People continue to move out of big cities, though not at the high rates seen in 2021, according to The Wall Street Journal’s reporting on population estimates released by the U.S. Census Bureau (subscription).
Where are they going? The areas experiencing the most growth are the suburbs of big cities and small and medium-sized metro areas.
- “The core counties of large metro areas had an estimated net loss of more than 800,000 movers to the rest of the country, but that was an improvement from a 1.2 million drop in the preceding year, the Journal analysis shows.”

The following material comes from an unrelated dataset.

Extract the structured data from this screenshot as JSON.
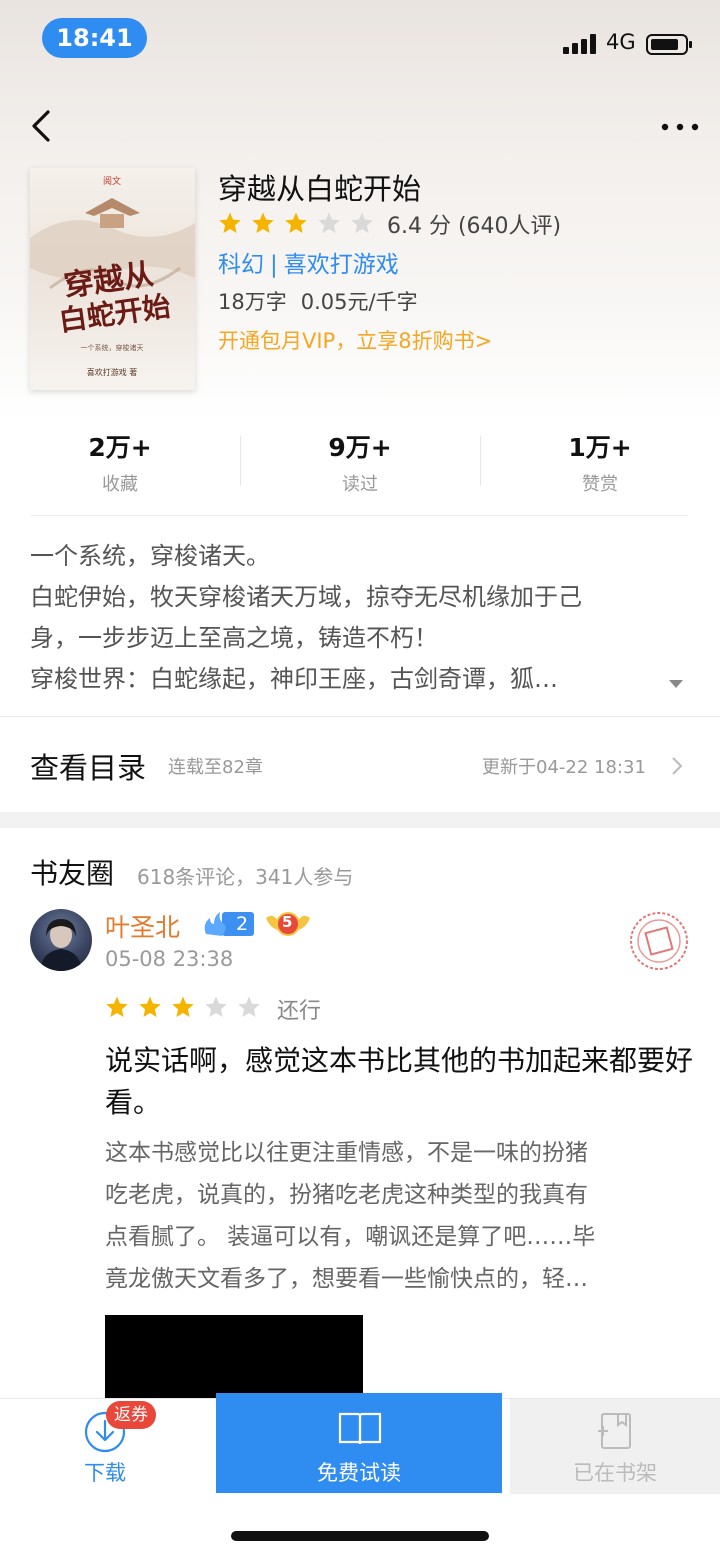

The “doughnut effect”: “From the start of the pandemic in March 2020, through December 2021, [Stanford University economics professor Nicholas Bloom’s] research shows 58% of the households that moved from a central business district or high-density ZIP Codes in the U.S.’s 12 most-populated metropolitan areas landed in a suburb or exurb in that same region.”
- Bloom refers to this as the “‘doughnut effect,’ with the hollowing out of city centers and growth suburban rings.”

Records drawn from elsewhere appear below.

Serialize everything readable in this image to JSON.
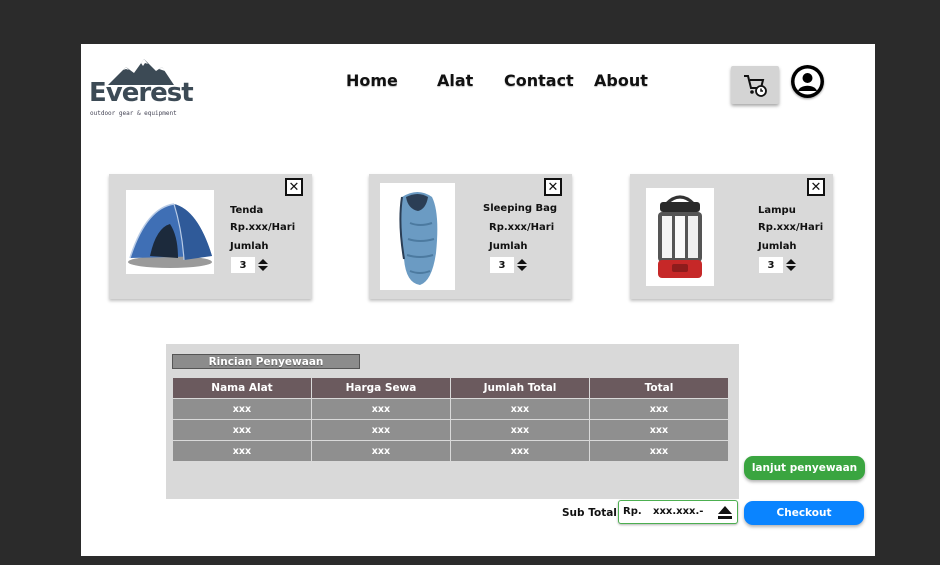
{
  "logo": {
    "wordmark": "Everest",
    "tagline": "outdoor gear & equipment"
  },
  "nav": {
    "home": "Home",
    "alat": "Alat",
    "contact": "Contact",
    "about": "About"
  },
  "icons": {
    "cart": "cart-icon",
    "user": "user-icon",
    "close": "close-icon"
  },
  "cart_items": [
    {
      "name": "Tenda",
      "price": "Rp.xxx/Hari",
      "qty_label": "Jumlah",
      "qty": "3",
      "image": "tent"
    },
    {
      "name": "Sleeping Bag",
      "price": "Rp.xxx/Hari",
      "qty_label": "Jumlah",
      "qty": "3",
      "image": "sleeping-bag"
    },
    {
      "name": "Lampu",
      "price": "Rp.xxx/Hari",
      "qty_label": "Jumlah",
      "qty": "3",
      "image": "lantern"
    }
  ],
  "summary": {
    "title": "Rincian Penyewaan",
    "columns": [
      "Nama Alat",
      "Harga Sewa",
      "Jumlah Total",
      "Total"
    ],
    "rows": [
      [
        "xxx",
        "xxx",
        "xxx",
        "xxx"
      ],
      [
        "xxx",
        "xxx",
        "xxx",
        "xxx"
      ],
      [
        "xxx",
        "xxx",
        "xxx",
        "xxx"
      ]
    ]
  },
  "subtotal": {
    "label": "Sub Total",
    "currency": "Rp.",
    "value": "xxx.xxx.-"
  },
  "buttons": {
    "continue": "lanjut penyewaan",
    "checkout": "Checkout"
  },
  "colors": {
    "continue": "#3aa540",
    "checkout": "#0a84ff",
    "table_header": "#6b5a5e",
    "card_bg": "#d9d9d9"
  }
}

Buoyed by immigration: Immigration is responsible, in part, for stemming the population decline in large cities.
- “[T]he latest data shows a revival that has helped bolster large urban counties, with about 500,000 net arrivals from abroad last year.”
Florida for the win? And here’s an interesting data point—lots of people are heading to one specific state.
- “Seven of the 10 fastest-growing metro areas are in Florida. The Villages, a sprawling retirement community in central Florida, saw the fastest pace at 7.5% and is now home to almost 145,000 people.”